Tuesday, 3 July 2007
In the United States, the President "shall have Power, by and with the Advice and Consent of the Senate, to make Treaties, provided two thirds of the Senators present concur" (Art II Section 2). In the UK the ratification of treaties is a matter of the Royal Prerogative. The Executive decides whether or not to ratify a treaty, Parliament has no right to decide.
In practice, the 'Ponsonby Rule' has been applied. Mr Arthur Ponsonby (Parliamentary Under Secretary of State for Foreign Affairs) announced in 1924 that "It is the intention of His Majesty's Government to lay on the table of both Houses of Parliament every treaty, when signed, for a period of 21 days, after which the treaty will be ratified and published and circulated in the Treaty Series. In the case of important treaties, the Government will, of course, take an opportunity of submitting them to the House for discussion within this period. But, as the Government cannot take upon itself to decide what may be considered important or unimportant, if there is a formal demand for discussion forwarded through the usual channels from the Opposition or any other party, time will be found for the discussion of the Treaty in question." - in other words, for important treaties, or when parliamentarians request it, a treaty may be discussed before it is ratified.
(for more on the Ponsonby Rule:- http://www.fco.gov.uk/Files/kfile/ponsonbyrule,0.pdf)
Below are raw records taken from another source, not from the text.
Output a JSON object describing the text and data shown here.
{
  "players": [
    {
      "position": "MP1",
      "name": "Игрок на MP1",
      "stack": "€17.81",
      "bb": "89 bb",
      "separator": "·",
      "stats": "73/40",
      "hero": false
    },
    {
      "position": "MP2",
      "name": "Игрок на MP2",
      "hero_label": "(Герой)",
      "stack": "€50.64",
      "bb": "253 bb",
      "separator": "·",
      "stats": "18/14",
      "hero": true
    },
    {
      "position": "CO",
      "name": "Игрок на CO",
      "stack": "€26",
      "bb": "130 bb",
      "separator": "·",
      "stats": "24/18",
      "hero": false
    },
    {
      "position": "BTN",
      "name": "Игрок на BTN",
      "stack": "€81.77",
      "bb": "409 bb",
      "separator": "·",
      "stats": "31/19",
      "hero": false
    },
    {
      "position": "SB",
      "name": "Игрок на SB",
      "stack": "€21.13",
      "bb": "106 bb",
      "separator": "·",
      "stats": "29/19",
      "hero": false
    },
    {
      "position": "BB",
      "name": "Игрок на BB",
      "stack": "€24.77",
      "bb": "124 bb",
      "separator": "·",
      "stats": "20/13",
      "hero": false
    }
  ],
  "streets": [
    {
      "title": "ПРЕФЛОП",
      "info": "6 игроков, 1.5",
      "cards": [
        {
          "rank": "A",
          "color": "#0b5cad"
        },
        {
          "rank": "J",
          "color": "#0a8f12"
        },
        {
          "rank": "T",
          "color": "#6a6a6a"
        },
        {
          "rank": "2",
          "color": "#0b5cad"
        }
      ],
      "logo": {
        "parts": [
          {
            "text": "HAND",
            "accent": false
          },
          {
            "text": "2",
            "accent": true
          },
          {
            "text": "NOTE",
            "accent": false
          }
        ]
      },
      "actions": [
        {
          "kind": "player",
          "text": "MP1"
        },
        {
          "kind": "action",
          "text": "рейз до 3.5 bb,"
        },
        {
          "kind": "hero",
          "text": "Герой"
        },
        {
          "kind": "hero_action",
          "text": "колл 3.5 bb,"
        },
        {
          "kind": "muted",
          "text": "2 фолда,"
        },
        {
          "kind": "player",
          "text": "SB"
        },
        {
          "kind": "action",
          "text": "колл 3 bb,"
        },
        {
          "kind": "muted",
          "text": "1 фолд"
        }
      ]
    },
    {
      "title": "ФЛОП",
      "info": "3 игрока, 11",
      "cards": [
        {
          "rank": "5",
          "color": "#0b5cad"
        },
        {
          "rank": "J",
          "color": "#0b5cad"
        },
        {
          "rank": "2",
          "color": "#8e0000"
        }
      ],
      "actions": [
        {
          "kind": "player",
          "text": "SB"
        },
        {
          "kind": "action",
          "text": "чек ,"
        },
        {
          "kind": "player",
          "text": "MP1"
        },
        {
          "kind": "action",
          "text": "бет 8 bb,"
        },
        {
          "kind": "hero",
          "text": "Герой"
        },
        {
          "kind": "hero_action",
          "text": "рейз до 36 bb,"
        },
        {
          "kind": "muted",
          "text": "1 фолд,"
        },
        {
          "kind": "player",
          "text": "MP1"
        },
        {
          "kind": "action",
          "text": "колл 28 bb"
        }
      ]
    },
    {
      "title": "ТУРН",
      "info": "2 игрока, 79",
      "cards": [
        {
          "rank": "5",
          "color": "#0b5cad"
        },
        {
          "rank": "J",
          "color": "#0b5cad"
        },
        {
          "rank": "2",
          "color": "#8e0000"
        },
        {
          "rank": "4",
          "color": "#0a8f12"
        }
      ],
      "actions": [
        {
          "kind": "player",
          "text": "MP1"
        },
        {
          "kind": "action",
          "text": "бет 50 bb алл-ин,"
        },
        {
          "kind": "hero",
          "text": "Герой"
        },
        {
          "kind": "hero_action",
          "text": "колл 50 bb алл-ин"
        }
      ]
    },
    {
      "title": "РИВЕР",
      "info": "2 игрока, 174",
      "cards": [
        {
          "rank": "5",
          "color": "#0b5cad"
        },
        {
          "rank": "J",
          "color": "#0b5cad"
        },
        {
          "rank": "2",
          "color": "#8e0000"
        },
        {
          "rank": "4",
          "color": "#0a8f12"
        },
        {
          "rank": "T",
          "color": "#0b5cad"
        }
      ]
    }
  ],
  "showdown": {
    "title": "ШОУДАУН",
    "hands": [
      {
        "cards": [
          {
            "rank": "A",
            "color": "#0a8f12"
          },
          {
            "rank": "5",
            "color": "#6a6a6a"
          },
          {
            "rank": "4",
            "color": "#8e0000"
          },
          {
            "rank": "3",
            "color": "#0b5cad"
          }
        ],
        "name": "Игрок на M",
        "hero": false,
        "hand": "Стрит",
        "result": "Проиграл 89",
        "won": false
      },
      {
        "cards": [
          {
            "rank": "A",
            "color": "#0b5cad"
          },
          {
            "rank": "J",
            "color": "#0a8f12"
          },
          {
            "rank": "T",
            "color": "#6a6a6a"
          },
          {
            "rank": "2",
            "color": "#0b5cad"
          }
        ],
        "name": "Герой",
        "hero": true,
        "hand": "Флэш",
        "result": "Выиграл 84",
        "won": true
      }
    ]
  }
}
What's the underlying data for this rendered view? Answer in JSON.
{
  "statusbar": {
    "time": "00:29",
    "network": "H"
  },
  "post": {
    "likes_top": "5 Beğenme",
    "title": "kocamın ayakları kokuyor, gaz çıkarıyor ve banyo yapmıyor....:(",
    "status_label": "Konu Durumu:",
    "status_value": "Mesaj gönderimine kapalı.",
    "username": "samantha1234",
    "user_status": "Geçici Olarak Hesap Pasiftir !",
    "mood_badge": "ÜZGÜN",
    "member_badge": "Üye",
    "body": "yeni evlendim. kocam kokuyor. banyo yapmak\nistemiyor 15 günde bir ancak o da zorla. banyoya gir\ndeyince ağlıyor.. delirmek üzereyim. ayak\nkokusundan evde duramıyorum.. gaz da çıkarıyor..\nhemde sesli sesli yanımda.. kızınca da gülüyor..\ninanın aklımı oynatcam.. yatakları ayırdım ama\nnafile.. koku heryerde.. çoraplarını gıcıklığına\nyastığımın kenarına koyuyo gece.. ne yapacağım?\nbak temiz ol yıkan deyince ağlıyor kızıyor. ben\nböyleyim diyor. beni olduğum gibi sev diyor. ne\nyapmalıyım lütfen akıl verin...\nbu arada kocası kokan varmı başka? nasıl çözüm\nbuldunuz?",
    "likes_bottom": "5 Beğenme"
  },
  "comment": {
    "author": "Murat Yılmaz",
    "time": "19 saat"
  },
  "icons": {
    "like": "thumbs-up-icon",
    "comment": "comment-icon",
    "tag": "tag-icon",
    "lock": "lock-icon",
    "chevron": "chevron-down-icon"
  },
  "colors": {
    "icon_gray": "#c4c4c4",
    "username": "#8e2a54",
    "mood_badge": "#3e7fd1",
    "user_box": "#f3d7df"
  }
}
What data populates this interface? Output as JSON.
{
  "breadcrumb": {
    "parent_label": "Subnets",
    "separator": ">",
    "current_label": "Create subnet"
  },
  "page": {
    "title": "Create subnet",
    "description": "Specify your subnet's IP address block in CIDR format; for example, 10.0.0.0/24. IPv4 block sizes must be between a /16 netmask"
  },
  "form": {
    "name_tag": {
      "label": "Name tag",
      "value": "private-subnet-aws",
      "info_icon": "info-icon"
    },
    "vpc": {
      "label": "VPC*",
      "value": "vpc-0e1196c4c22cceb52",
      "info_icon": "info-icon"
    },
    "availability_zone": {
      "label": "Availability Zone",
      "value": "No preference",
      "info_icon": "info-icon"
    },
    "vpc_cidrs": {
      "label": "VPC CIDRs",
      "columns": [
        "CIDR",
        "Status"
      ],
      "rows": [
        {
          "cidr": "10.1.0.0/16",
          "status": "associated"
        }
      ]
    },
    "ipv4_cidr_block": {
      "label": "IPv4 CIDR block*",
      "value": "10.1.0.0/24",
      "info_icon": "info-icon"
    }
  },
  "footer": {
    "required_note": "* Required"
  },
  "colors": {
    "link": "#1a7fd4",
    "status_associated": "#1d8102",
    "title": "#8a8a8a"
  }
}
It is anticipated that today Gordon Brown will announce an important change. Parliament will be given the RIGHT to ratify treaties (and, another import from the USA, will be able to hold confirmation hearings for appointments to senior public positions)